◆ Task objective
The listing below should be reproduced precisely, except for its images.

◆ Extracted information
────────
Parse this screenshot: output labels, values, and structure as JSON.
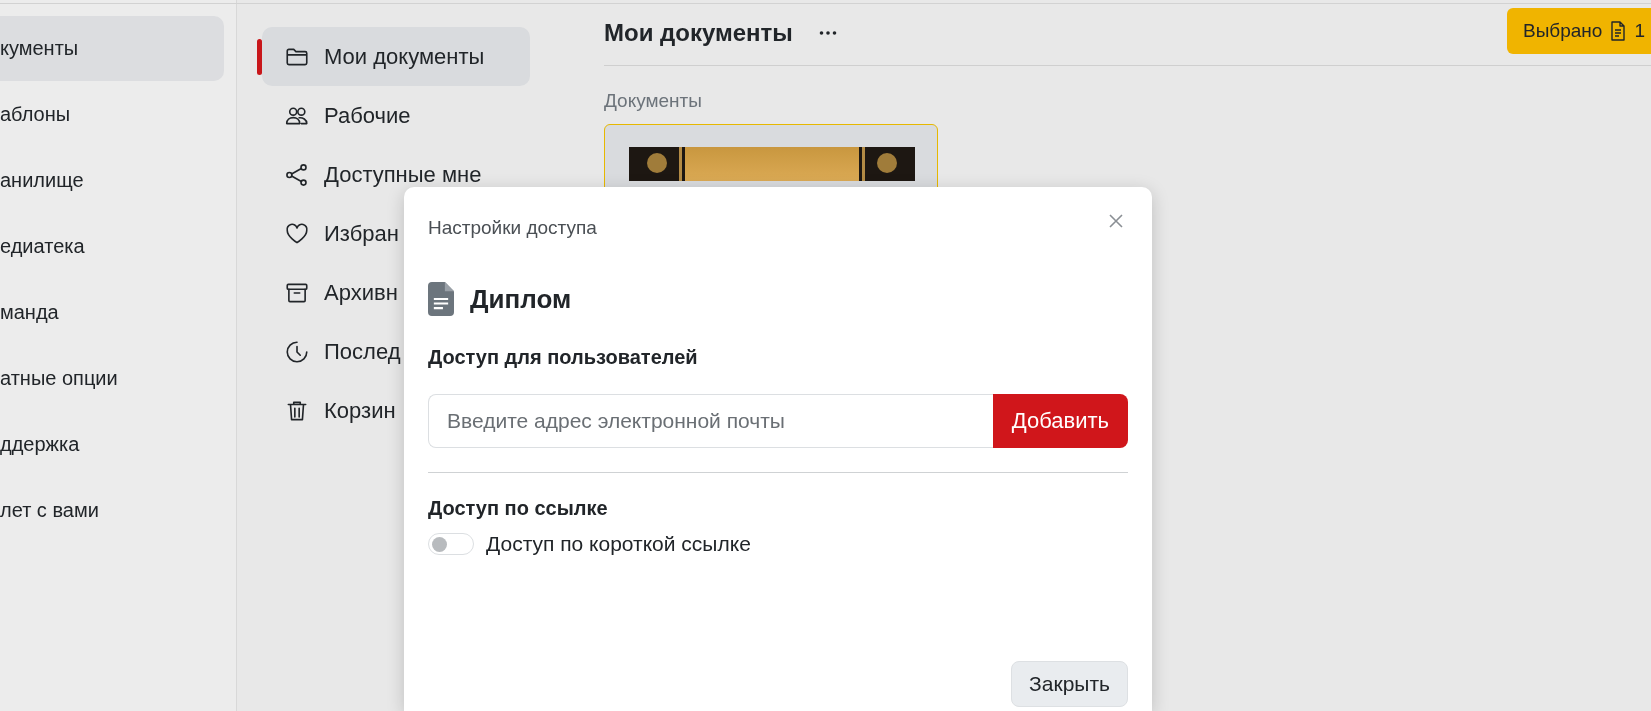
{
  "left_nav": {
    "items": [
      {
        "label": "кументы",
        "selected": true
      },
      {
        "label": "аблоны",
        "selected": false
      },
      {
        "label": "анилище",
        "selected": false
      },
      {
        "label": "едиатека",
        "selected": false
      },
      {
        "label": "манда",
        "selected": false
      },
      {
        "label": "атные опции",
        "selected": false
      },
      {
        "label": "ддержка",
        "selected": false
      },
      {
        "label": "лет с вами",
        "selected": false
      }
    ]
  },
  "nav": {
    "items": [
      {
        "label": "Мои документы",
        "selected": true
      },
      {
        "label": "Рабочие",
        "selected": false
      },
      {
        "label": "Доступные мне",
        "selected": false
      },
      {
        "label": "Избран",
        "selected": false
      },
      {
        "label": "Архивн",
        "selected": false
      },
      {
        "label": "Послед",
        "selected": false
      },
      {
        "label": "Корзин",
        "selected": false
      }
    ]
  },
  "header": {
    "title": "Мои документы",
    "selected_button": {
      "label": "Выбрано",
      "count": "1"
    }
  },
  "section_title": "Документы",
  "documents": [
    {
      "kind": "picture",
      "selected": true
    }
  ],
  "modal": {
    "title": "Настройки доступа",
    "document": "Диплом",
    "users_heading": "Доступ для пользователей",
    "email": {
      "placeholder": "Введите адрес электронной почты"
    },
    "add_button": "Добавить",
    "link_heading": "Доступ по ссылке",
    "short_link": {
      "label": "Доступ по короткой ссылке",
      "on": false
    },
    "close_button": "Закрыть"
  }
}
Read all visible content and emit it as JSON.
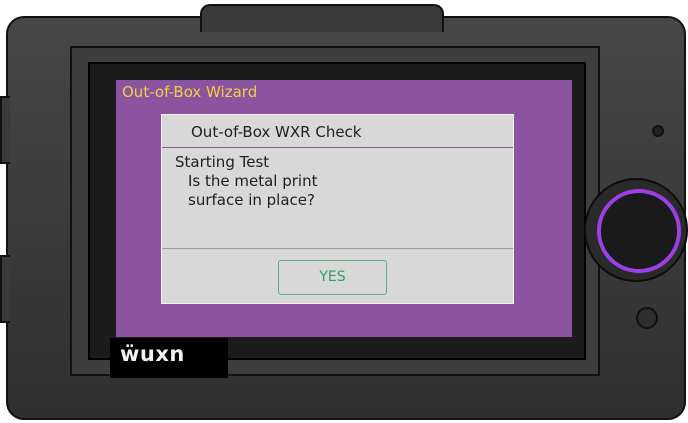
{
  "screen": {
    "wizard_title": "Out-of-Box Wizard",
    "background_color": "#8c539f",
    "title_color": "#f2cf45"
  },
  "dialog": {
    "title": "Out-of-Box WXR Check",
    "body_lines": [
      "Starting Test",
      "Is the metal print",
      "surface in place?"
    ],
    "yes_label": "YES",
    "button_color": "#2f9d5e"
  },
  "device": {
    "logo": "ẅuxn",
    "knob_ring_color": "#9b3fe6",
    "knob_icon": "rotary-knob",
    "led_icon": "status-led",
    "button_icon": "circle-button"
  }
}
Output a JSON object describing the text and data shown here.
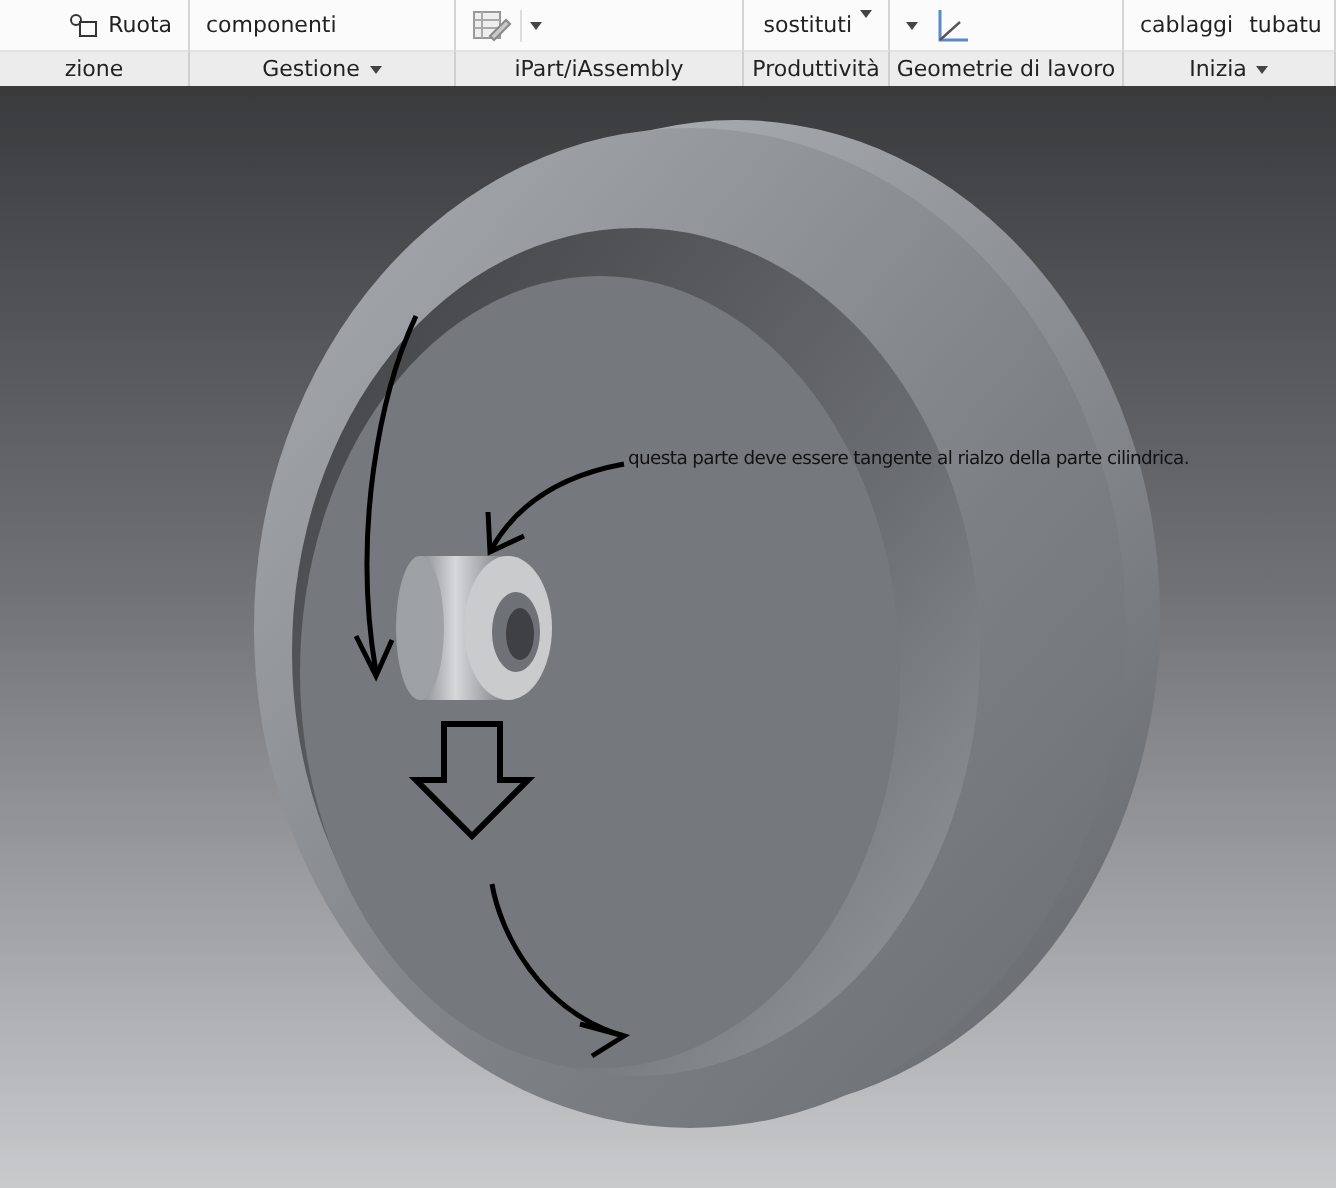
{
  "ribbon": {
    "panels": [
      {
        "label": "zione",
        "menu": false,
        "tools": [
          {
            "kind": "rotate",
            "label": "Ruota"
          }
        ]
      },
      {
        "label": "Gestione",
        "menu": true,
        "tools": [
          {
            "kind": "text",
            "label": "componenti"
          }
        ]
      },
      {
        "label": "iPart/iAssembly",
        "menu": false,
        "tools": [
          {
            "kind": "table"
          }
        ]
      },
      {
        "label": "Produttività",
        "menu": false,
        "tools": [
          {
            "kind": "text-caret",
            "label": "sostituti"
          }
        ]
      },
      {
        "label": "Geometrie di lavoro",
        "menu": false,
        "tools": [
          {
            "kind": "caret"
          },
          {
            "kind": "axes"
          }
        ]
      },
      {
        "label": "Inizia",
        "menu": true,
        "tools": [
          {
            "kind": "text",
            "label": "cablaggi"
          },
          {
            "kind": "text",
            "label": "tubatu"
          }
        ]
      }
    ]
  },
  "viewport": {
    "note": "questa parte deve essere tangente al rialzo della parte cilindrica."
  }
}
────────
◆ Result of this exercise
Parse this screenshot: output labels, values, and structure as JSON.
{
  "left_nav": {
    "items": [
      {
        "label": "кументы",
        "selected": true
      },
      {
        "label": "аблоны",
        "selected": false
      },
      {
        "label": "анилище",
        "selected": false
      },
      {
        "label": "едиатека",
        "selected": false
      },
      {
        "label": "манда",
        "selected": false
      },
      {
        "label": "атные опции",
        "selected": false
      },
      {
        "label": "ддержка",
        "selected": false
      },
      {
        "label": "лет с вами",
        "selected": false
      }
    ]
  },
  "nav": {
    "items": [
      {
        "label": "Мои документы",
        "selected": true
      },
      {
        "label": "Рабочие",
        "selected": false
      },
      {
        "label": "Доступные мне",
        "selected": false
      },
      {
        "label": "Избран",
        "selected": false
      },
      {
        "label": "Архивн",
        "selected": false
      },
      {
        "label": "Послед",
        "selected": false
      },
      {
        "label": "Корзин",
        "selected": false
      }
    ]
  },
  "header": {
    "title": "Мои документы",
    "selected_button": {
      "label": "Выбрано",
      "count": "1"
    }
  },
  "section_title": "Документы",
  "documents": [
    {
      "kind": "picture",
      "selected": true
    }
  ],
  "modal": {
    "title": "Настройки доступа",
    "document": "Диплом",
    "users_heading": "Доступ для пользователей",
    "email": {
      "placeholder": "Введите адрес электронной почты"
    },
    "add_button": "Добавить",
    "link_heading": "Доступ по ссылке",
    "short_link": {
      "label": "Доступ по короткой ссылке",
      "on": false
    },
    "close_button": "Закрыть"
  }
}
Read all visible content and emit it as JSON.
{
  "screen": {
    "wizard_title": "Out-of-Box Wizard",
    "background_color": "#8c539f",
    "title_color": "#f2cf45"
  },
  "dialog": {
    "title": "Out-of-Box WXR Check",
    "body_lines": [
      "Starting Test",
      "Is the metal print",
      "surface in place?"
    ],
    "yes_label": "YES",
    "button_color": "#2f9d5e"
  },
  "device": {
    "logo": "ẅuxn",
    "knob_ring_color": "#9b3fe6",
    "knob_icon": "rotary-knob",
    "led_icon": "status-led",
    "button_icon": "circle-button"
  }
}
Output a JSON object describing the text and data shown here.
{
  "ribbon": {
    "panels": [
      {
        "label": "zione",
        "menu": false,
        "tools": [
          {
            "kind": "rotate",
            "label": "Ruota"
          }
        ]
      },
      {
        "label": "Gestione",
        "menu": true,
        "tools": [
          {
            "kind": "text",
            "label": "componenti"
          }
        ]
      },
      {
        "label": "iPart/iAssembly",
        "menu": false,
        "tools": [
          {
            "kind": "table"
          }
        ]
      },
      {
        "label": "Produttività",
        "menu": false,
        "tools": [
          {
            "kind": "text-caret",
            "label": "sostituti"
          }
        ]
      },
      {
        "label": "Geometrie di lavoro",
        "menu": false,
        "tools": [
          {
            "kind": "caret"
          },
          {
            "kind": "axes"
          }
        ]
      },
      {
        "label": "Inizia",
        "menu": true,
        "tools": [
          {
            "kind": "text",
            "label": "cablaggi"
          },
          {
            "kind": "text",
            "label": "tubatu"
          }
        ]
      }
    ]
  },
  "viewport": {
    "note": "questa parte deve essere tangente al rialzo della parte cilindrica."
  }
}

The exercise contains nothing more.